-- WHAT YOU ARE ASKED TO DO --
Across all entries below, how many lines include "Settings"? Answer with the number alone.

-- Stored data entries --
-.-.-

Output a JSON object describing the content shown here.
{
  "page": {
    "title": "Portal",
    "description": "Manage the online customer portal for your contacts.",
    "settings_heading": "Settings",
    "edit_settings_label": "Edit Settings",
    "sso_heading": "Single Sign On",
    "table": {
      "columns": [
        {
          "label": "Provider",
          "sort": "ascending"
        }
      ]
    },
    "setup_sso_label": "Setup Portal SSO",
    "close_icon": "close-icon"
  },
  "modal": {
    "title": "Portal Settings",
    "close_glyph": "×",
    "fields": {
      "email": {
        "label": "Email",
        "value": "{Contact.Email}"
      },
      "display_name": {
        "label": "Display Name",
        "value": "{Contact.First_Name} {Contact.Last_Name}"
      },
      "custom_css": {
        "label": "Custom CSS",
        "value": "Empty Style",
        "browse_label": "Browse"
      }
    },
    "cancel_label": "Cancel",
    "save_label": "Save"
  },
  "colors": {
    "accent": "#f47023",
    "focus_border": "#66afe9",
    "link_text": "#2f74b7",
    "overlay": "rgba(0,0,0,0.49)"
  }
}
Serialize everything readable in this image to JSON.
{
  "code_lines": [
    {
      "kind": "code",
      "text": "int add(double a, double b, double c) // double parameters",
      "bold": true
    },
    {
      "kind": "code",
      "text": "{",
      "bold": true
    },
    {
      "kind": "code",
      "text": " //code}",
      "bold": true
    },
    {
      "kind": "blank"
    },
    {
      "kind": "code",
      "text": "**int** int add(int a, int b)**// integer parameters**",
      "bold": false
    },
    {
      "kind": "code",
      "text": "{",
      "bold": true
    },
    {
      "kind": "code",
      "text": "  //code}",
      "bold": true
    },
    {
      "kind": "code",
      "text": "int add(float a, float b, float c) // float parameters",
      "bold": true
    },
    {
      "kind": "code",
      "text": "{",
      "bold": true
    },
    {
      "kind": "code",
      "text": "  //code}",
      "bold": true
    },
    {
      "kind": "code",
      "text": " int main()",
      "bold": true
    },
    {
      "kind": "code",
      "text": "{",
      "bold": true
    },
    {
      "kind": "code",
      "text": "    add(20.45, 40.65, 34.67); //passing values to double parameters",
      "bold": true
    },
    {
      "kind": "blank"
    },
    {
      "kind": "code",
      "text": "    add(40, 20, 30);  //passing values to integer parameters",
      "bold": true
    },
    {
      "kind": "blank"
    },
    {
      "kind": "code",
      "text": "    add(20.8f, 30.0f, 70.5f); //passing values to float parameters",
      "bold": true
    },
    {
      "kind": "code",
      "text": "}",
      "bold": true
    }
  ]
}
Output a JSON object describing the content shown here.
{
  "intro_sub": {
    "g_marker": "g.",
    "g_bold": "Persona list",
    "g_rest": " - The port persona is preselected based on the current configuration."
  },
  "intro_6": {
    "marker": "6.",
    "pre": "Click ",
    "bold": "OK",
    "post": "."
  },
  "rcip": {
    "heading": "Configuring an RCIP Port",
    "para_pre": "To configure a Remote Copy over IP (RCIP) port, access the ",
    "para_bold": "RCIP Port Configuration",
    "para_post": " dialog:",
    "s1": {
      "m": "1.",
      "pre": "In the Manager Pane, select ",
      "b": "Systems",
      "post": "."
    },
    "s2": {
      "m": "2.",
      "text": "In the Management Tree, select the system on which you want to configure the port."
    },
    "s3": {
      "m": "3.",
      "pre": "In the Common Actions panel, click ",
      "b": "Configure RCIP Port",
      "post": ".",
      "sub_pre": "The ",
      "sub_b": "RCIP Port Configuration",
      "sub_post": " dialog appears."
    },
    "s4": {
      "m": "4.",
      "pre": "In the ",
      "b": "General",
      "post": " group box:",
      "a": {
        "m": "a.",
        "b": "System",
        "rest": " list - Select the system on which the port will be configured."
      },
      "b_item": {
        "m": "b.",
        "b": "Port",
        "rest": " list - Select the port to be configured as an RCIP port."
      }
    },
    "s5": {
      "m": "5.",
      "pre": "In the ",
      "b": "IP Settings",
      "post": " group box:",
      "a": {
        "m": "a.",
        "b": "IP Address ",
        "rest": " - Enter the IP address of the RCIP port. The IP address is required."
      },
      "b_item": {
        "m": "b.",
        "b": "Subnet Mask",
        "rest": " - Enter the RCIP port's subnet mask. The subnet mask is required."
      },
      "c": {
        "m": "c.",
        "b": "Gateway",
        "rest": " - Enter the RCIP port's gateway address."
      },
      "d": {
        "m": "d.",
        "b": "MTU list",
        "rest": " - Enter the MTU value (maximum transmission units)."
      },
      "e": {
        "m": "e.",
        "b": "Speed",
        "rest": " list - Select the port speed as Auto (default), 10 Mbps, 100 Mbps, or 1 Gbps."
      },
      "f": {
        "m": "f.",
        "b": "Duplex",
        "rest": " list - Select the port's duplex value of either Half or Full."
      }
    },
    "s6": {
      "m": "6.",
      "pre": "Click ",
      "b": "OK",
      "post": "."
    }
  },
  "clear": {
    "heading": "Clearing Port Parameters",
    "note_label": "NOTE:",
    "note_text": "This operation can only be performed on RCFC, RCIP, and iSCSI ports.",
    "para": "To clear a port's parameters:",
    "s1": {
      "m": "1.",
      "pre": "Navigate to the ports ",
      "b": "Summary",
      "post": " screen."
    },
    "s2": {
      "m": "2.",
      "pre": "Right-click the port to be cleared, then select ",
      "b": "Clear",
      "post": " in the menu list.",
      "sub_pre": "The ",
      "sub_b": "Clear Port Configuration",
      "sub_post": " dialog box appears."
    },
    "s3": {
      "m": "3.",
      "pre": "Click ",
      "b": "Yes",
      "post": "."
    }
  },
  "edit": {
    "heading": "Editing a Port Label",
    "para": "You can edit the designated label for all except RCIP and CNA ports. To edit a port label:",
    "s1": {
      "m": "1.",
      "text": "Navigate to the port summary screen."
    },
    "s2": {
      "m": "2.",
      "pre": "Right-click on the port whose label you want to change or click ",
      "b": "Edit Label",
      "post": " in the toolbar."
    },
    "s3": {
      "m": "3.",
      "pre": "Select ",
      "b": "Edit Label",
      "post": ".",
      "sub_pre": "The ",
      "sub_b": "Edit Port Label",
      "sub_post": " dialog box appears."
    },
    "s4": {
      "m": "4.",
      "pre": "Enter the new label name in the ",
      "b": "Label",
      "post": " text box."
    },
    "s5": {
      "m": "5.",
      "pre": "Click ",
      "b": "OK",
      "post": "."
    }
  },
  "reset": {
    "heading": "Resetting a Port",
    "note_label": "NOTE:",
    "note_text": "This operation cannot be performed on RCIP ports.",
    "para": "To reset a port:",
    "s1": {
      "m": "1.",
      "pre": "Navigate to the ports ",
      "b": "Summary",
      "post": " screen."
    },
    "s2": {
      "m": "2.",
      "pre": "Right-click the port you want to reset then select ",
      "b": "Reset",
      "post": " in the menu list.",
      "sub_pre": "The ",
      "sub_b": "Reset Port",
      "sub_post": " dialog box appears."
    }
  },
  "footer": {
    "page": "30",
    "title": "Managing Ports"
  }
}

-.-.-

-- REPLY --
4